As noted in Bags: An Illustrated History, many people viewed these handbags vulgar, as if a woman were lifting up her skirts and showing her underthings off to the world. 


The clutch commences 

Later, in the roaring 20s in the United States, there was a resurgence of classical style dresses - and thus, the reticule was back in style with a revamped look. 

The flapper dress called for a woman’s clutch purse that would not detract from the line of the body, and that would not get tangled in all the tassels. And so, straps were out. 

Instead, a handle-free bedecked and bedazzled bag was born. The classic woman’s clutch. 

Gem-encrusted clutches quickly became THE accessory for stars and socialites alike. 

It wasn’t until WWII that the clutch gained popularity as an everyday item for the masses, but since then, the clutch has never lost its charm. 

Power to the purse 

The history of handbags took another turn in the late 1970s when the purse of Margaret Thatcher, then UK Prime Minister, became an icon in its own right. 

Margaret Thatcher became known for not only her no-nonsense philosophy, but her chunky black leather handbag. It was this handbag that launched the era of luxury leather handbags with four-figure price tags - as well as the notion you should change your bag to suit your mood. 

But Margaret’s wasn’t the only purse with power. The Queen would often use her handbag to signal to her guards when conversations or meals were over. With the right cue, any guest who had overstayed their welcome would be ushered from the room, no awkward goodbyes needed.

If only it were so simple for all of us!

The birth of the modern handbag

Women wanted handbags. Functional, powerful ones. And women were now traveling and socialising and working more than ever - so they needed a way to transport their important belongings. 
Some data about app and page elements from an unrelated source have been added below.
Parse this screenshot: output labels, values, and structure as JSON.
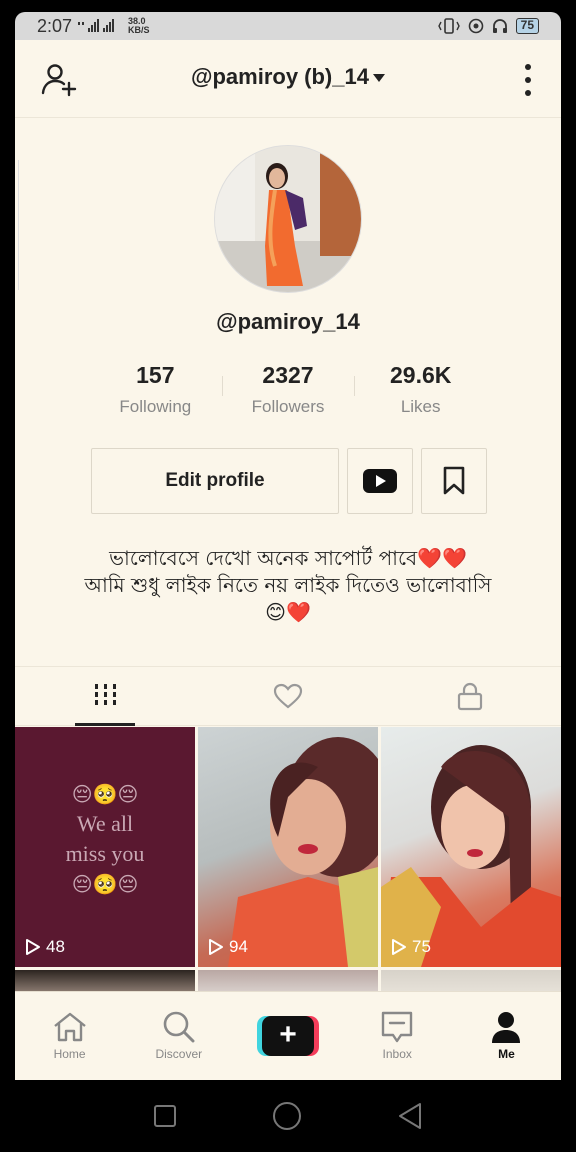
{
  "status_bar": {
    "time": "2:07",
    "net_speed_value": "38.0",
    "net_speed_unit": "KB/S",
    "battery": "75"
  },
  "header": {
    "account_name": "@pamiroy (b)_14"
  },
  "profile": {
    "username": "@pamiroy_14",
    "stats": [
      {
        "value": "157",
        "label": "Following"
      },
      {
        "value": "2327",
        "label": "Followers"
      },
      {
        "value": "29.6K",
        "label": "Likes"
      }
    ],
    "edit_profile_label": "Edit profile",
    "bio_lines": [
      "ভালোবেসে দেখো অনেক সাপোর্ট পাবে❤️❤️",
      "আমি শুধু লাইক নিতে নয় লাইক দিতেও ভালোবাসি",
      "😊❤️"
    ]
  },
  "videos": [
    {
      "views": "48",
      "overlay_lines": [
        "😔🥺😔",
        "We all",
        "miss you",
        "😔🥺😔"
      ]
    },
    {
      "views": "94"
    },
    {
      "views": "75"
    }
  ],
  "bottom_nav": {
    "home": "Home",
    "discover": "Discover",
    "create": "+",
    "inbox": "Inbox",
    "me": "Me"
  },
  "colors": {
    "background": "#fbf6ea",
    "create_left": "#40d4df",
    "create_right": "#f43d5b",
    "thumb1_bg": "#5a1830"
  }
}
Enter portable luggage - aka the modern handbag. Louis Vuitton and other luggage makers began to create sturdy, functional purses...and the rest was history!
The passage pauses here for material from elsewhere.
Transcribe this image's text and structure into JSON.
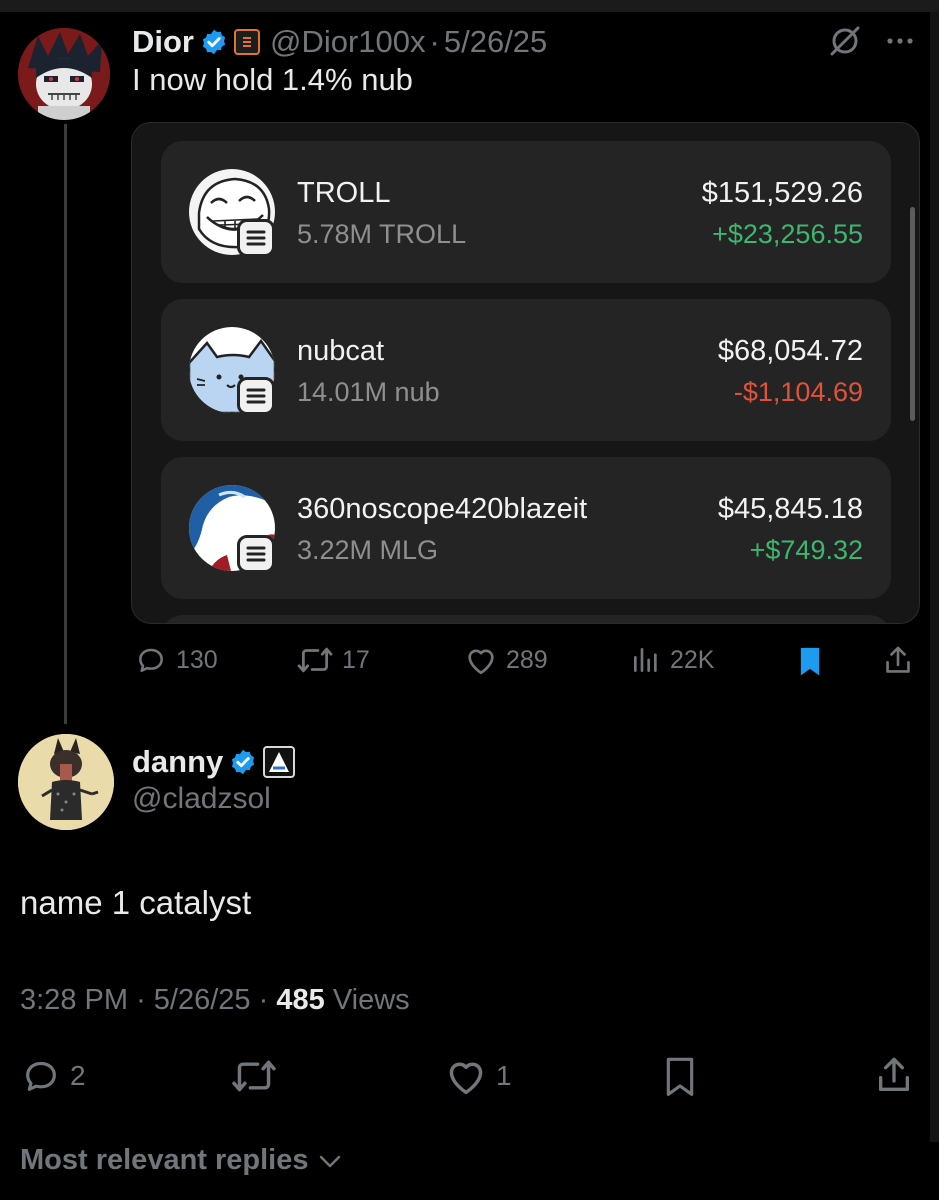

Now we have purses of every shape and size. Seasonal purses. Coin purses and wallets within purses. Evening purses, fanny packs, and beach totes. Even wicker animal handbags

And today, purses are cycling back around to being unisex. Messenger bags, satchels, and crossbody packs are becoming popular for men world-wide. There is nothing stopping anyone from enjoying ANY style of purse they please - and we very much love to see anyone and everyone enjoying our quirky creations.
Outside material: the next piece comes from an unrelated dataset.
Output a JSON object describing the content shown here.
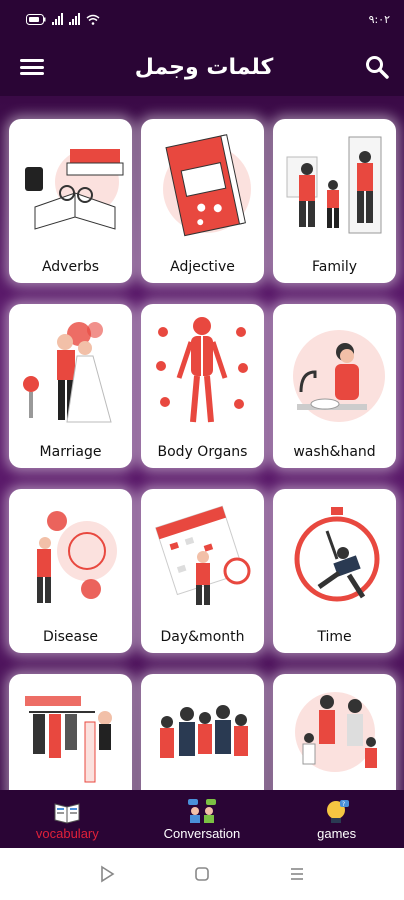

Why just one purse won’t cut it today 

There is a purse for every occasion - but not all purses work for all occasions across the board! 

If you’re taking a trip to the beach, you’ll most likely want a tote or basket bag to carry all your seaside essentials: from sunscreen to beach towel to engrossing beach read. 

But it is quite easy to lose small things in such a large bag. If you don't want to walk around constantly digging in your bag or jingling everywhere you go, then a coin purse or clutch bag is essential. 

Likewise, if going to a concert, you’re not going to want to lug your carry-all bag about (and the crowd certainly wouldn’t thank you for smacking them with one).

Sometimes, small is best. 

And so, while I have only the deepest fondness for our large, curvy wicker animal handbags, I do realize that sometimes their gorgeous girth just doesn’t fit the situation. 

Which is why I’ve started creating some other handbag options for you

Welcome to the Wicker Darling shake-up!

My delicious and delicate meat pies, everything I do I do for YOU.

I want your Wicker Darling designs to be the most functional and adorable accessories possible, so I am always listening to feedback.

You asked for more stand-alone purses, and now you have them! And you’re in luck because in the history of handbags, I don’t think there have ever been such fabulous companions as our mini coin purses, cute clutches, and our wicker animal bags. They are (quite literally) MADE for each other. 

AND we will ALSO have some very lovely, Australiana purse designs sneaking into the workroom shortly - and I don’t mean our usual handbags. 

That’s right, you’ll see some clutches crawling onto the website very soon. 

And in true Wicker Darling fashion, we will be mixing up not only our materials and designs, but our order process as well. So get your well-clad backside over to our mailing list to get the details FIRST. You won’t want to miss what’s coming later this year.